• [Required work]: Each entry must be copied exactly, without omission.

[[ Working data, beginning ]]

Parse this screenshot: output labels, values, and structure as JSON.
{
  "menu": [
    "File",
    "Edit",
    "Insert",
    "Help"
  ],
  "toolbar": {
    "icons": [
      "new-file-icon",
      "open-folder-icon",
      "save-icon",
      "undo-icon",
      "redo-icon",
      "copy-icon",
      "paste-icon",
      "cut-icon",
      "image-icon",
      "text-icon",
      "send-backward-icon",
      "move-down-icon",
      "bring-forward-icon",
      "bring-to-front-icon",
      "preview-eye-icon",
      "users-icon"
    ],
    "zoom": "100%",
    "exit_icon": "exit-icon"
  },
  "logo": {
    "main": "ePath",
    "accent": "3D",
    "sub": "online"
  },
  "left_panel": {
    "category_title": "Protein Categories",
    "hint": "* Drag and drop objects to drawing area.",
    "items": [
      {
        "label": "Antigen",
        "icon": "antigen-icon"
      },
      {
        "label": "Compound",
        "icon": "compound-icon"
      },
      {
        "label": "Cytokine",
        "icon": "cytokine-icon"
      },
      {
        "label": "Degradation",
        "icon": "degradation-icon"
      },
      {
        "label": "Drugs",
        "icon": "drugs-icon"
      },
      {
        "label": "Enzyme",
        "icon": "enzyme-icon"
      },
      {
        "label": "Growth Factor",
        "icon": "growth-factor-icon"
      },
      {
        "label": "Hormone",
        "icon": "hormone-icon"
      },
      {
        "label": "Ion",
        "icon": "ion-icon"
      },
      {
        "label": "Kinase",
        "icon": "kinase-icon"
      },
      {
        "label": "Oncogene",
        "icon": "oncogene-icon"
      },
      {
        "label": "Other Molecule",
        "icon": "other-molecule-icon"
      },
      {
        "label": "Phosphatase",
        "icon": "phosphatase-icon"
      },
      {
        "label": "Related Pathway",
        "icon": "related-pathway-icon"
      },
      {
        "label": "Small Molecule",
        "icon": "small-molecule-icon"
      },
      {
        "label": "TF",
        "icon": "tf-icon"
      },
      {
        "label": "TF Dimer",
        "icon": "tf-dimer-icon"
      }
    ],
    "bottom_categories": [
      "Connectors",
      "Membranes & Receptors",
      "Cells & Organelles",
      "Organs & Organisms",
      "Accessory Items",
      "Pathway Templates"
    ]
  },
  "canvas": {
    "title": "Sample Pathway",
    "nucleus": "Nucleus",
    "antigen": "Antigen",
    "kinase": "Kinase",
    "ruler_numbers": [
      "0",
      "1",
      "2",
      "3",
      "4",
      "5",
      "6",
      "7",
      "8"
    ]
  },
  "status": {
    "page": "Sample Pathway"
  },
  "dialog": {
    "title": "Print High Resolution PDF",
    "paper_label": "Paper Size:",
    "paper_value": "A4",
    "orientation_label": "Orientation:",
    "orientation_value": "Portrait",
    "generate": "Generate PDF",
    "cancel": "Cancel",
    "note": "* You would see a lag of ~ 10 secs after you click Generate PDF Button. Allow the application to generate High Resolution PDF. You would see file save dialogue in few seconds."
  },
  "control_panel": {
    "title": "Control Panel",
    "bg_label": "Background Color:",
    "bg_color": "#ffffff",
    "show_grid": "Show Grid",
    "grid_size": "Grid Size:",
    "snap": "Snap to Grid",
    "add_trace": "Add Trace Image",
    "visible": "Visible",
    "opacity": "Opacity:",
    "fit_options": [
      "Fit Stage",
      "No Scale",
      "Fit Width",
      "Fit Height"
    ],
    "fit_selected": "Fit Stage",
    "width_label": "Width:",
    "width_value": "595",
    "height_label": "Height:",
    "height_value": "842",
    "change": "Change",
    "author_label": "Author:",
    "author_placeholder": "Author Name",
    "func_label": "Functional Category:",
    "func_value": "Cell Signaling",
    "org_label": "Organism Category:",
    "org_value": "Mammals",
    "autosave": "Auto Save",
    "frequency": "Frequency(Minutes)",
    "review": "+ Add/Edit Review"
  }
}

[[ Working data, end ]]

• [Written response]:
Parse this screenshot: output labels, values, and structure as JSON.
{
  "menu": [
    "File",
    "Edit",
    "Insert",
    "Help"
  ],
  "toolbar": {
    "icons": [
      "new-file-icon",
      "open-folder-icon",
      "save-icon",
      "undo-icon",
      "redo-icon",
      "copy-icon",
      "paste-icon",
      "cut-icon",
      "image-icon",
      "text-icon",
      "send-backward-icon",
      "move-down-icon",
      "bring-forward-icon",
      "bring-to-front-icon",
      "preview-eye-icon",
      "users-icon"
    ],
    "zoom": "100%",
    "exit_icon": "exit-icon"
  },
  "logo": {
    "main": "ePath",
    "accent": "3D",
    "sub": "online"
  },
  "left_panel": {
    "category_title": "Protein Categories",
    "hint": "* Drag and drop objects to drawing area.",
    "items": [
      {
        "label": "Antigen",
        "icon": "antigen-icon"
      },
      {
        "label": "Compound",
        "icon": "compound-icon"
      },
      {
        "label": "Cytokine",
        "icon": "cytokine-icon"
      },
      {
        "label": "Degradation",
        "icon": "degradation-icon"
      },
      {
        "label": "Drugs",
        "icon": "drugs-icon"
      },
      {
        "label": "Enzyme",
        "icon": "enzyme-icon"
      },
      {
        "label": "Growth Factor",
        "icon": "growth-factor-icon"
      },
      {
        "label": "Hormone",
        "icon": "hormone-icon"
      },
      {
        "label": "Ion",
        "icon": "ion-icon"
      },
      {
        "label": "Kinase",
        "icon": "kinase-icon"
      },
      {
        "label": "Oncogene",
        "icon": "oncogene-icon"
      },
      {
        "label": "Other Molecule",
        "icon": "other-molecule-icon"
      },
      {
        "label": "Phosphatase",
        "icon": "phosphatase-icon"
      },
      {
        "label": "Related Pathway",
        "icon": "related-pathway-icon"
      },
      {
        "label": "Small Molecule",
        "icon": "small-molecule-icon"
      },
      {
        "label": "TF",
        "icon": "tf-icon"
      },
      {
        "label": "TF Dimer",
        "icon": "tf-dimer-icon"
      }
    ],
    "bottom_categories": [
      "Connectors",
      "Membranes & Receptors",
      "Cells & Organelles",
      "Organs & Organisms",
      "Accessory Items",
      "Pathway Templates"
    ]
  },
  "canvas": {
    "title": "Sample Pathway",
    "nucleus": "Nucleus",
    "antigen": "Antigen",
    "kinase": "Kinase",
    "ruler_numbers": [
      "0",
      "1",
      "2",
      "3",
      "4",
      "5",
      "6",
      "7",
      "8"
    ]
  },
  "status": {
    "page": "Sample Pathway"
  },
  "dialog": {
    "title": "Print High Resolution PDF",
    "paper_label": "Paper Size:",
    "paper_value": "A4",
    "orientation_label": "Orientation:",
    "orientation_value": "Portrait",
    "generate": "Generate PDF",
    "cancel": "Cancel",
    "note": "* You would see a lag of ~ 10 secs after you click Generate PDF Button. Allow the application to generate High Resolution PDF. You would see file save dialogue in few seconds."
  },
  "control_panel": {
    "title": "Control Panel",
    "bg_label": "Background Color:",
    "bg_color": "#ffffff",
    "show_grid": "Show Grid",
    "grid_size": "Grid Size:",
    "snap": "Snap to Grid",
    "add_trace": "Add Trace Image",
    "visible": "Visible",
    "opacity": "Opacity:",
    "fit_options": [
      "Fit Stage",
      "No Scale",
      "Fit Width",
      "Fit Height"
    ],
    "fit_selected": "Fit Stage",
    "width_label": "Width:",
    "width_value": "595",
    "height_label": "Height:",
    "height_value": "842",
    "change": "Change",
    "author_label": "Author:",
    "author_placeholder": "Author Name",
    "func_label": "Functional Category:",
    "func_value": "Cell Signaling",
    "org_label": "Organism Category:",
    "org_value": "Mammals",
    "autosave": "Auto Save",
    "frequency": "Frequency(Minutes)",
    "review": "+ Add/Edit Review"
  }
}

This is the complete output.